The book revolves around Eve, Tom and Clovis, but things get a little darker in their second adventure for three friends with a passion for paranormal investigations. Yvette said, “I think because some of the activity is based on me and I’ve witnessed it, that’s what makes it even more scary, for me anyway, writing it.”
A moment early in the book describes an account of a particularly violent haunted person who appears to have ties to one of London’s most notorious ex-residents. Yvette tells us about the moment when the assistant principal at a haunted school is injured by a ghost: “He gets burned and that’s something I witnessed on Most Haunted.”
At this point in the book, the ghost behind these horrific hauntings is unknown to the reader, but given the book’s title it should come as no surprise if it is confirmed to be the malevolent ghost of the infamous Jack the Ripper.
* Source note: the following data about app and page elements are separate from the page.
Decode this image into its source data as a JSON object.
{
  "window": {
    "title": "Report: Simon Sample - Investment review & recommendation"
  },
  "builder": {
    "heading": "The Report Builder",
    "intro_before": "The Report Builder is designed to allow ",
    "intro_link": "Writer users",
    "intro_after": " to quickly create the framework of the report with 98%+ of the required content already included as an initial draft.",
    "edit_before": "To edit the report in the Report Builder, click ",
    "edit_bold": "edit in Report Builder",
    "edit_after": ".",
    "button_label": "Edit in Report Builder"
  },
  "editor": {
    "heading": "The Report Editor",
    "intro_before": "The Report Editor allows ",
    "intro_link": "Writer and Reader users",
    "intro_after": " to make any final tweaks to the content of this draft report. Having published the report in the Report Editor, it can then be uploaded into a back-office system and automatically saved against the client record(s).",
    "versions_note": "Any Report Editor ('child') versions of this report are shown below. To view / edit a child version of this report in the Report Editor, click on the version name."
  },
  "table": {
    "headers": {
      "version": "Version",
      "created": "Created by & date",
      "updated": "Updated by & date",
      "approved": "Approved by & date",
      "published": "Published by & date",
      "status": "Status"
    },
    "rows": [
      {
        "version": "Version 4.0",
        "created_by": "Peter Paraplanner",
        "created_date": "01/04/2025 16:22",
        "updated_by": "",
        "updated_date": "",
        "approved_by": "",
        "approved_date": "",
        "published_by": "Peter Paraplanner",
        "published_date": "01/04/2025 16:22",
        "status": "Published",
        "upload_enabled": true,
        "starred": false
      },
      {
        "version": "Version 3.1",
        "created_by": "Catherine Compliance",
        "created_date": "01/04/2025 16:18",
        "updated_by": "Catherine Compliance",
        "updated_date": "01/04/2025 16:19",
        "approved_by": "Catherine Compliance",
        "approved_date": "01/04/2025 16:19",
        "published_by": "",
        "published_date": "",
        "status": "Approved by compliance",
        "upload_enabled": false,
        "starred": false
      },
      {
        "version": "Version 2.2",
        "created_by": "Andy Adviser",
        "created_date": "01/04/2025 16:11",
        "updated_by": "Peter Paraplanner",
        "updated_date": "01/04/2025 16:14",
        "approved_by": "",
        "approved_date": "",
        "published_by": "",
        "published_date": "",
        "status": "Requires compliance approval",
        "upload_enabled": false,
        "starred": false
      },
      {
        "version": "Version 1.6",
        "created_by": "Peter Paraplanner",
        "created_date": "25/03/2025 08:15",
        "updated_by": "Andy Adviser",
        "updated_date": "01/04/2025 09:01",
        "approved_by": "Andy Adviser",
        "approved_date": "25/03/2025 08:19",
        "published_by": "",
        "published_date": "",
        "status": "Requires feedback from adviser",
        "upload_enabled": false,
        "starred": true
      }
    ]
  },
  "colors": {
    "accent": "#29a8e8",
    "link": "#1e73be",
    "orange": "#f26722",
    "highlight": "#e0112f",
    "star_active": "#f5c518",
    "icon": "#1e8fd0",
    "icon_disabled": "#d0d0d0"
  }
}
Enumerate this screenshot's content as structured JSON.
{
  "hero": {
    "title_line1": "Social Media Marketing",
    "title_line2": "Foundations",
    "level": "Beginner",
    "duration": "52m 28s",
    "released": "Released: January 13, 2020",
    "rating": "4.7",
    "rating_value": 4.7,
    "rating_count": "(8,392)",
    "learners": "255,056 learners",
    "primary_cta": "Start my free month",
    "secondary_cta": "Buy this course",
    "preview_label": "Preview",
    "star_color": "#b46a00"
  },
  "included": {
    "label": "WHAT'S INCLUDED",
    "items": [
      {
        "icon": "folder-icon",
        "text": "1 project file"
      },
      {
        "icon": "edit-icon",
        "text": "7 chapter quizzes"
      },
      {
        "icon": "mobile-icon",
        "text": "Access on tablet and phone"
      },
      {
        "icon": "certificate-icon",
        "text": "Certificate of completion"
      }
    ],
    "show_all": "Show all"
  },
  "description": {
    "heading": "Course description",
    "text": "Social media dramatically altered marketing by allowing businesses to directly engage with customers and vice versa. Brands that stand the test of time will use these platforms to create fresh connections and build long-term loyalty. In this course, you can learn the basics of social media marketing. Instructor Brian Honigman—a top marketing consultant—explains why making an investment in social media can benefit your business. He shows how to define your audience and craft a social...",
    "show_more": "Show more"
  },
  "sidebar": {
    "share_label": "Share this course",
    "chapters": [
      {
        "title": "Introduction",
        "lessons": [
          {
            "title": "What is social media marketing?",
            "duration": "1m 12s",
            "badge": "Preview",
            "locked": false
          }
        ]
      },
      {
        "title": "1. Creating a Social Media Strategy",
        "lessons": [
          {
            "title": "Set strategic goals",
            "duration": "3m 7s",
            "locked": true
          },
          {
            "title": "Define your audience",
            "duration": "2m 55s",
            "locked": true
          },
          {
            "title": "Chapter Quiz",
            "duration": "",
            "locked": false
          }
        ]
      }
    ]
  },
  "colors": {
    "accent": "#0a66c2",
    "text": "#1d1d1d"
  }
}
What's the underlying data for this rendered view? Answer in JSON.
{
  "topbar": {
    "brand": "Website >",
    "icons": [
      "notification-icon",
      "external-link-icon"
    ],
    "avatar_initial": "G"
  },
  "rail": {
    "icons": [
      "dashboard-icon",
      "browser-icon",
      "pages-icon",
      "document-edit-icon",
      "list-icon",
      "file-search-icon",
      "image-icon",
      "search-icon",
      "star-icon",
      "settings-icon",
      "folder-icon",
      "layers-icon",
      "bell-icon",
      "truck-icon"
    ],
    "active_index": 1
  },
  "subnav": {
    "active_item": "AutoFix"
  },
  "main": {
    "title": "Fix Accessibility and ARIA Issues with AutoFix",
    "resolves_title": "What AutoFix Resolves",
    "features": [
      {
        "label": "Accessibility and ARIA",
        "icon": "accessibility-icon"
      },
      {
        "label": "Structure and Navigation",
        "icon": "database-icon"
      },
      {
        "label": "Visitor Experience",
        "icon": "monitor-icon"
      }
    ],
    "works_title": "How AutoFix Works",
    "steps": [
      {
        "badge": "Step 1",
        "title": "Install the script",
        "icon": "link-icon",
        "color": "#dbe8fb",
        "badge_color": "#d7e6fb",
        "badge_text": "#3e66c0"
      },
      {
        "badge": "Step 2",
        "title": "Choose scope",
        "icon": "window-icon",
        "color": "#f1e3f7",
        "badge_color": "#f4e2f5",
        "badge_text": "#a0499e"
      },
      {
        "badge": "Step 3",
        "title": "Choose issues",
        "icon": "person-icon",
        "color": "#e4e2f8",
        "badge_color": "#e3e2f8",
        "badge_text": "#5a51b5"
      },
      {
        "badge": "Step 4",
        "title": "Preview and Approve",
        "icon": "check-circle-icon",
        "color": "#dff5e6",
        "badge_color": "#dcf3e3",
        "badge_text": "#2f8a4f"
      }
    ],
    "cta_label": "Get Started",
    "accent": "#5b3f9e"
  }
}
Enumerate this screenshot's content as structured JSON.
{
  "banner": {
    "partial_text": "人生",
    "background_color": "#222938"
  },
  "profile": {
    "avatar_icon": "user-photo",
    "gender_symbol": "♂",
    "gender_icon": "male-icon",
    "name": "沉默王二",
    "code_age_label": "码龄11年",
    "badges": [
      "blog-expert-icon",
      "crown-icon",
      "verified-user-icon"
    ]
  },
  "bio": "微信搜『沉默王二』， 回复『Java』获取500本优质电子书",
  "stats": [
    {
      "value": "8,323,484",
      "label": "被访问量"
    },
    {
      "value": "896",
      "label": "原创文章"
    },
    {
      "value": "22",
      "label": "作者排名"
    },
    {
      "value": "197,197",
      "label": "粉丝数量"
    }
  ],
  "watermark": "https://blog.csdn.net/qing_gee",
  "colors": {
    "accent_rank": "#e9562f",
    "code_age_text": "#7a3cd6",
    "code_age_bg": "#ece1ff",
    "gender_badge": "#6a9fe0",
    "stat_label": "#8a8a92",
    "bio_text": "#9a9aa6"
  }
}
In 2005, Yvette and the Most Haunted team went to London’s East End to look for the Ripper-related hauntings.
It’s not just demonic burn marks that haunt the fictional east London school that serves as the primary haunted location in The Ripper of Whitechapel, there’s also a moment when wet footprints appear in a corridor. The television ghost hunter experienced this herself during an investigation into the Queen Mary in California.
Recalling the eerie moment when the footprints appeared next to the historic ship’s basin, Yvette said, “I’ll never forget that night when we found those little wet footprints, children’s footprints.” She added, “I remember that all stunned, especially the parapsychologist.”
In the book, the ghost hunter children are guided on their first real quest by Eve’s uncle Rufus, a keen inventor who builds his own devices to communicate with the deceased. Some of these gadgets are based on Yvette’s own wishes and ideas for ghost hunting tools, such as B. a glowing knocking board that she would like to use in the real world. She said, “I’d love to find a toy maker or someone who can actually light up these letters.” This would mean that if a spirit knocked during a vigil, a glowing plaque would be able to spell a word.
In The Ripper of Whitechapel, Yvette writes about a ghost-hunting device based on the concept of an old Victorian ghost closet originally developed by the Davenport Brothers. Yvette told us about the origin of these cupboards, which were actually curtained boxes big enough to hide several people inside. She explained: “They used to start almost like a magic trick, so both men were sitting in this closet, but they were tied down. Her hands and legs were tied. And then they played like tambourines and trumpets in there. And then, lo and behold, the doors would close and they would hear the tambourine tremble or they would hear the trumpet blow.” The method became popular in the spiritist movement, says Yvette, “it’s proven to be a really useful tool.”
The second book in the series introduces us to a new character, Anwaar Saygh, a demonologist with Syrian roots. Yvette told us, “Saygh was my grandmother’s maiden name. So my grandmother was from Homs in Syria, which unfortunately was blown up, but I really wanted to include her and also my ancestors from that side of the family.”
Yvette not only introduces us to new characters in this book, but also to new locations. The kids soon learn from Uncle Rufus that they have the support of an organization called the Society of Paranormal Investigation, which is dedicated to investigating hauntings around the world and has its secret headquarters in an old abandoned London Underground station.
Yvette recalls visiting the same network herself for an episode of Most Haunted and a live special. She said: “It’s such a spooky, spooky place and when I describe how they went down to that kind of hidden world in that lost subway station and then kind of went through the tunnels, I remember how that felt felt.”
There is still work to be done by Eve, Tom and Clovis. Yvette has already written the third part of the series, which currently has the working title The Rise Of The Pendle Witches. Yvette confessed, “I think we’re all fascinated by witches, aren’t we?”